So if the league wants to basically add two weeks to the end of the schedule, then Super Bowls will be played in the middle of February. Then, they should set the Combine for March 1 and the Draft for March 15. Make free agency’s start date April 15; there’s an ironic twist to that given it’s the deadline for filing taxes.
But this would put the cart (free agency) back behind the horse (draft), where it belongs. As we are seeing this year, more and more teams are coming to understand the free-agent market for what it really is: a chance to fill in holes the draft hasn’t been able to handle.
Until 1977, the league held its draft in February. That early date helped the teams that were well prepared. The later date over the years has allowed teams time to catch up if they are not very good at evaluating college players. It’s dumbed down the process.
Thirty years later, the league needs to regain control of the process and move the Draft back to late February or early March.
CHIEFS AT THE MEETINGS
Not sure of the total travel party, but chairman Clark Hunt, GM Scott Pioli and head coach Todd Haley are at the meetings in California.
What does not appear to be on the agenda this year are two items that the Chiefs have introduced at previous meetings: expanded playoffs and hair.
First introduced several years ago by the late Lamar Hunt, the Chiefs have pushed several times for an addition to the field for the conference playoffs each year. Right now the number is six. The Chiefs in the past have suggested a seventh team.
Last year at the urging of Clark Hunt the Chiefs wanted the league to discuss rules for the extra long hair coming out of the back of some players helmets.
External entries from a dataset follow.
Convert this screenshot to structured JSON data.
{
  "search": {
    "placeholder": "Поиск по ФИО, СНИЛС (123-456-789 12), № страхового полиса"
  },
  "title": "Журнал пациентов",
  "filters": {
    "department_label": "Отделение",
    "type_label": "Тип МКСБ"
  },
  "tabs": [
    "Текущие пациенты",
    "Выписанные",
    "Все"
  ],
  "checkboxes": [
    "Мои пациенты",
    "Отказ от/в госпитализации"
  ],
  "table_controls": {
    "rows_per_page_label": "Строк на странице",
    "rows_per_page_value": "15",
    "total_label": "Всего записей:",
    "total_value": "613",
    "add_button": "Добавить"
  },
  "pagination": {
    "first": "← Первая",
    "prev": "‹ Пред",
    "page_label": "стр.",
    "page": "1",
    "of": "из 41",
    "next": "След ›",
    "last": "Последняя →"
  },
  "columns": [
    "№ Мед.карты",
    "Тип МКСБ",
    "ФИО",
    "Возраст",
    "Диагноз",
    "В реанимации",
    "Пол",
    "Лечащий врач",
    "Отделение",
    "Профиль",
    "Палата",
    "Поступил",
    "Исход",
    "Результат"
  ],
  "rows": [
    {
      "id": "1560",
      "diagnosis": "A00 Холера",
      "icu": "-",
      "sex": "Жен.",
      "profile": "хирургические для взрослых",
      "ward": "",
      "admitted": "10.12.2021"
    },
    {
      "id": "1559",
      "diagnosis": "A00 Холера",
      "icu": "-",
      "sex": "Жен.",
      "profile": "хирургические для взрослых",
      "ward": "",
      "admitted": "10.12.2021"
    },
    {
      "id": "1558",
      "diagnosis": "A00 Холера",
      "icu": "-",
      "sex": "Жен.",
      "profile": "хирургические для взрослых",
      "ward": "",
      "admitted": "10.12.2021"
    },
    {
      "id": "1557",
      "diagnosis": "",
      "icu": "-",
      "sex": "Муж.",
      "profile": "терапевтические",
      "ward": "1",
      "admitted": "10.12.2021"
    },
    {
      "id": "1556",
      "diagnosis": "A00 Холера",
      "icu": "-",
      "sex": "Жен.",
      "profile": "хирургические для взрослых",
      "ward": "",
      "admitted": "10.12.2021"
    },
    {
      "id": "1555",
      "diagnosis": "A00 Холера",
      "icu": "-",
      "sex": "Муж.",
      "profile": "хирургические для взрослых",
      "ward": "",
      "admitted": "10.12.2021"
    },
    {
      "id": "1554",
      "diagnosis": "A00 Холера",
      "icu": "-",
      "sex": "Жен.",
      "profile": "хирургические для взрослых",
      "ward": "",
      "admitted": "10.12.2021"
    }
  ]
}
This met with a lot of resistance and never was discussed in the meetings last year.
Word as of late last week was that neither item was on the meeting agenda for this week.
LIONS ARE NEGOTIATING
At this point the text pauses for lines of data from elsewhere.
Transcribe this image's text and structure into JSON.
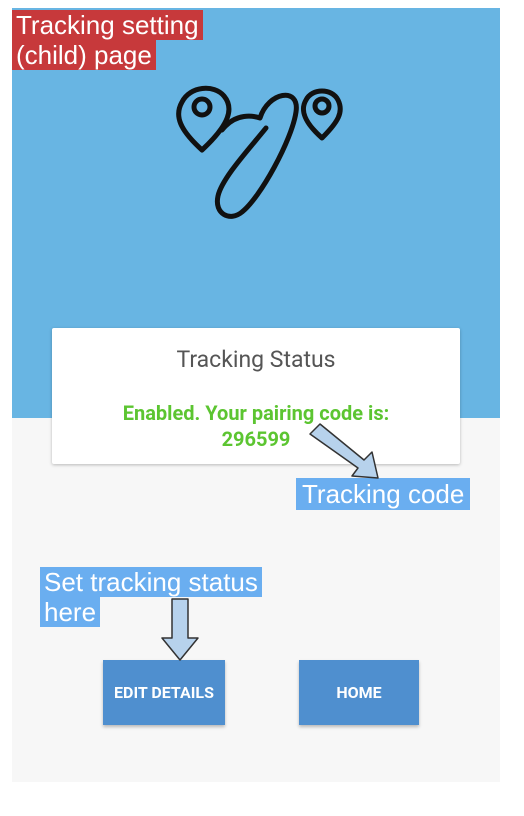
{
  "annotations": {
    "page_label_line1": "Tracking setting",
    "page_label_line2": "(child) page",
    "tracking_code_label": "Tracking code",
    "set_status_line1": "Set tracking status",
    "set_status_line2": "here"
  },
  "card": {
    "title": "Tracking Status",
    "status_line1": "Enabled. Your pairing code is:",
    "status_line2": "296599"
  },
  "buttons": {
    "edit_label": "EDIT DETAILS",
    "home_label": "HOME"
  },
  "colors": {
    "hero_bg": "#68b5e3",
    "status_green": "#5cc531",
    "button_blue": "#4f8fcf",
    "annotation_red": "#c7393b",
    "annotation_blue": "#6aaef0"
  }
}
No one is saying who the Detroit Lions are talking too, but the club’s president admitted over the weekend that the team has begun preliminary contract discussions with a potential No. 1 pick.
And before they are done, the Lions plan to talk with the agents for several players.
“By the rules, we could agree to terms with somebody tomorrow if we wanted to,” Lions President Tom Lewand told the Ann Arbor News. “We have to have robust dialogue with the agents of the players we’re interested in. We’ve started that process and we’ve made it very clear to all of them that we have to have that as this month draws to a close. We won’t put a timetable on it.
“If we make the decision and (general manager) Martin (Mayhew) and (head coach) Jim (Schwartz) and everybody else is comfortable with it and we can come to a contract with the guy, there’s no reason we can’t do that tomorrow. If we can’t – and any one of those pieces isn’t in place – and it doesn’t get done until the night before the draft, that’s fine, too.
“Whenever the muffin rises above the tin, it’s time to eat.”
Not sure what a muffin has to do with this, but the Lions are working the situation, as they should.
SAY HAPPY BIRTHDAY …
Born on March 23, 1966 in Beaufort, South Carolina was RB James Saxon, who was with the Chiefs as a player and assistant coach. Saxon was a sixth-round choice in the 1988 NFL Draft out of San Jose State. He played four years with the Chiefs (1988-91), appearing in 54 games with six starts. He carried the ball 127 times for 497 yards and five touchdowns, while catching 37 passes for 323 yards. Saxon was an assistant coach for seven seasons (2001-07).
Born on March 23, 1963 in Orlando was DT Tim Newton, who finished his eight-year NFL career with the Chiefs in the 1993 season. He appeared in 16 games and did get one sack.
Born on March 23, 1951 in Lackawanna, New York was QB Ron Jaworski
(left), who wrapped up his 15-year NFL career by playing the 1989 season with the Chiefs. Jaworski appeared in six games and made three starts in that ’89 season. He hit 36 of 61 passes for 385 yards, two touchdowns and five interceptions.